### Excerpts from an interface dataset
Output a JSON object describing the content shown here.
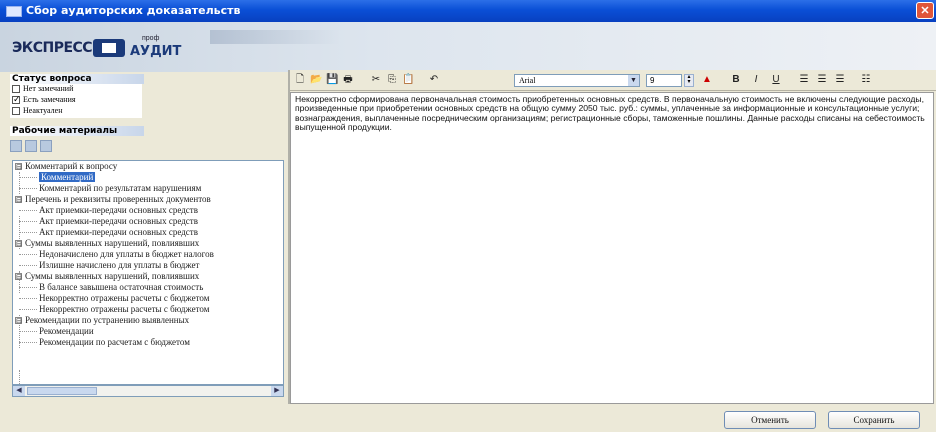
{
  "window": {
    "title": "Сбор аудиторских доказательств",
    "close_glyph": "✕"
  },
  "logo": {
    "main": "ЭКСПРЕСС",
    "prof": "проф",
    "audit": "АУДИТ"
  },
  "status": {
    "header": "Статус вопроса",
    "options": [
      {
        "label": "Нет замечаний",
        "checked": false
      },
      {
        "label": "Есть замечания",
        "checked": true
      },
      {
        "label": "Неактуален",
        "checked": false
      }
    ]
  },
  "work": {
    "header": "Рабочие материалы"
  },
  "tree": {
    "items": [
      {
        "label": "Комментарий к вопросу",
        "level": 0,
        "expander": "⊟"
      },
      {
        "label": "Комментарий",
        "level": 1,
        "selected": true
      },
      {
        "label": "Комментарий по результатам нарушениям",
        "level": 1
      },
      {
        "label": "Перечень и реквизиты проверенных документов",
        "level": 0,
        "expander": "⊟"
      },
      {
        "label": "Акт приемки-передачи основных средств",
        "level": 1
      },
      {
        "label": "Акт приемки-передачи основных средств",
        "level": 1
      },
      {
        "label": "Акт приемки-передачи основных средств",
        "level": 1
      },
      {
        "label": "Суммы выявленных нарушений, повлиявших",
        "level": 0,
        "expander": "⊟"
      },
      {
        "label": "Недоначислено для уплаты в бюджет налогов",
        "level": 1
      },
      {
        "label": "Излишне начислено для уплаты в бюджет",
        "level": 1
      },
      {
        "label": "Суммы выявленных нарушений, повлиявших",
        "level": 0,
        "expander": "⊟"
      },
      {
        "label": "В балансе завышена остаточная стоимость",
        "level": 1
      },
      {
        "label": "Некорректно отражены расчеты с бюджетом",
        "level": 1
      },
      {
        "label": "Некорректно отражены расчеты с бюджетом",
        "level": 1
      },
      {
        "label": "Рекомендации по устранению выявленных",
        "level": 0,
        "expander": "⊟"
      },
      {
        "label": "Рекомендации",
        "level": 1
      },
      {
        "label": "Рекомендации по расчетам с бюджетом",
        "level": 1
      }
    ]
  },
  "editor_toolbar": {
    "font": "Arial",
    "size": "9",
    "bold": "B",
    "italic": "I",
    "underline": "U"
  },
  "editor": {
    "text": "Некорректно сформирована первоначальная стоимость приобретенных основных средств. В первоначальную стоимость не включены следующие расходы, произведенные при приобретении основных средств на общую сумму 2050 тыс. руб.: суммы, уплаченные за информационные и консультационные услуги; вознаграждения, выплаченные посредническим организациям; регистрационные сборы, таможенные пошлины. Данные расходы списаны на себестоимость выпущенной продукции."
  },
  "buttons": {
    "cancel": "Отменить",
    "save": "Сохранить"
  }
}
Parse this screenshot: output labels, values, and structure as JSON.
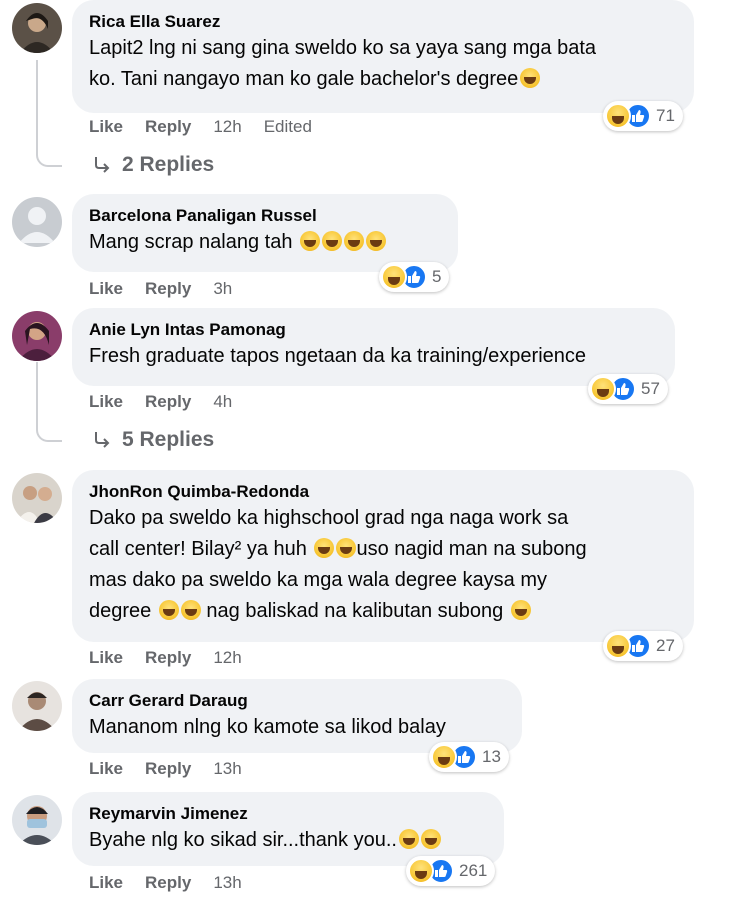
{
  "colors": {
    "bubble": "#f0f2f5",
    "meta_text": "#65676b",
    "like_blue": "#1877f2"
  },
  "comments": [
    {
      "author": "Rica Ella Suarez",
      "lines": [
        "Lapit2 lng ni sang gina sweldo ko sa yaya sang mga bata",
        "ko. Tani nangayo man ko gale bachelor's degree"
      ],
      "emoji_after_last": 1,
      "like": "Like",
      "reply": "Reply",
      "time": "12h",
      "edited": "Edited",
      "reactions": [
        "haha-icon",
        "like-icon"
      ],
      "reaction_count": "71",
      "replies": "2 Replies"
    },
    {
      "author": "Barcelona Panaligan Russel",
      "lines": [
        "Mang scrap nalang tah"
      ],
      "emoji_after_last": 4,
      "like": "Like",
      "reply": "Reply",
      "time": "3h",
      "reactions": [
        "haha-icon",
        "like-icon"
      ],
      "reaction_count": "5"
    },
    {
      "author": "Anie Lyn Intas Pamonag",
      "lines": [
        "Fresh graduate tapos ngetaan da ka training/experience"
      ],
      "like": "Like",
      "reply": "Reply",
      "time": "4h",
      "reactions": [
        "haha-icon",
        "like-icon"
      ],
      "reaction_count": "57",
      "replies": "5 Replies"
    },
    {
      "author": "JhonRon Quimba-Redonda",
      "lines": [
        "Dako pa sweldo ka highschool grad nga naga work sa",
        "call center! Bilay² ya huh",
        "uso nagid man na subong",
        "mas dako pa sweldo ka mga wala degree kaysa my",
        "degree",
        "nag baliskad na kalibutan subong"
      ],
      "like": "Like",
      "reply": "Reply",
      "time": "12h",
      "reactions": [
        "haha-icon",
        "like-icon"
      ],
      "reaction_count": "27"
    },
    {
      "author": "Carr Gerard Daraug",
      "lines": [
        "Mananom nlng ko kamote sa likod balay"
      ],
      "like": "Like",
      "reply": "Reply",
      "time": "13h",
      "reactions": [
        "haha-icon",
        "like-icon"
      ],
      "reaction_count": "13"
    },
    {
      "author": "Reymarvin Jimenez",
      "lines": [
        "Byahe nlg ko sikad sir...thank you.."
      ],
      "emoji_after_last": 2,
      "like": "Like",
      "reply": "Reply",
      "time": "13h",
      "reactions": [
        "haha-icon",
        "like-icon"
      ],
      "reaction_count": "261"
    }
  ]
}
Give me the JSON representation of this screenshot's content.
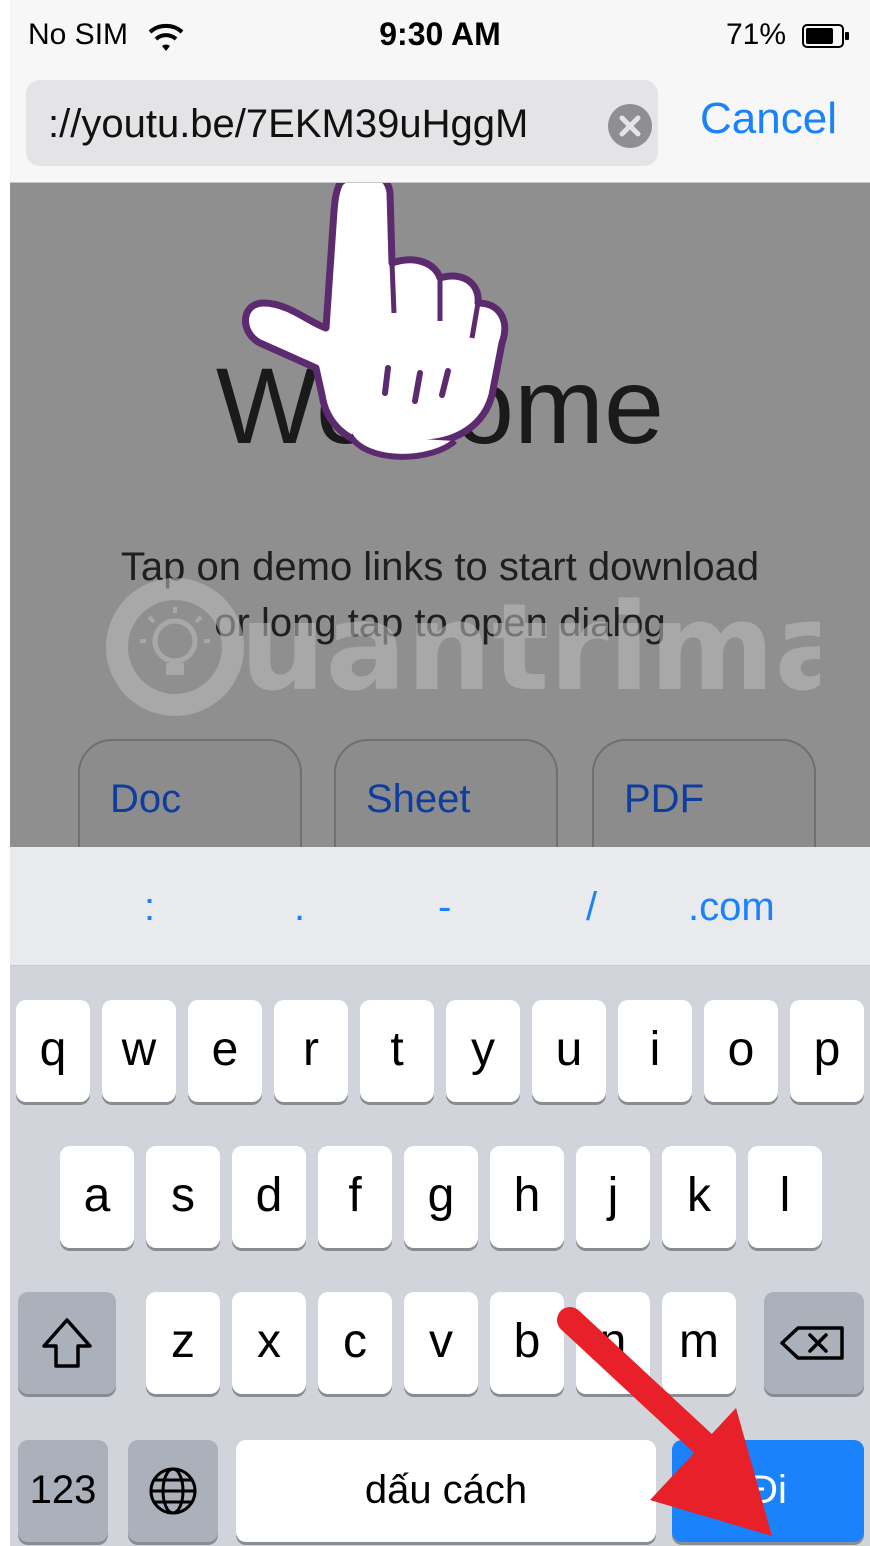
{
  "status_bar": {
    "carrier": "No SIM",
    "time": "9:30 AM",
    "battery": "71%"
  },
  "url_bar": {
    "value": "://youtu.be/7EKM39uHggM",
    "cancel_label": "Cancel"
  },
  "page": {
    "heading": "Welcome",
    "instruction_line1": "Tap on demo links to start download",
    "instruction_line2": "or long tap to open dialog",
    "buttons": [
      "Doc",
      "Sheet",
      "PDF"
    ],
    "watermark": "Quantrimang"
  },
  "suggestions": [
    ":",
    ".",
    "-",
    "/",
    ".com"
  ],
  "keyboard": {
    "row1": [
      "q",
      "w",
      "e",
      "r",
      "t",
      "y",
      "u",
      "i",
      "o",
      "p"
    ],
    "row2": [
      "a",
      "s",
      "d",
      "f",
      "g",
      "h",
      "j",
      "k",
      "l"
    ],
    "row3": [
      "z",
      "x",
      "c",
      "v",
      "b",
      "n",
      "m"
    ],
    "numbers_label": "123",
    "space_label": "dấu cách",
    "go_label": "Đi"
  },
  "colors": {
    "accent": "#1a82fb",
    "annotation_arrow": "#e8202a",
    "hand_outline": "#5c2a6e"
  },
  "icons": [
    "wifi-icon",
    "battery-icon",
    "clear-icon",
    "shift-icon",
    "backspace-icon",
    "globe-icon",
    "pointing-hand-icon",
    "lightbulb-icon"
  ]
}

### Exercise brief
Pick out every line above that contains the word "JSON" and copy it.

### Result of the task
Output a JSON object describing the content shown here.
Parse this screenshot: output labels, values, and structure as JSON.
Give me the JSON representation of this screenshot's content.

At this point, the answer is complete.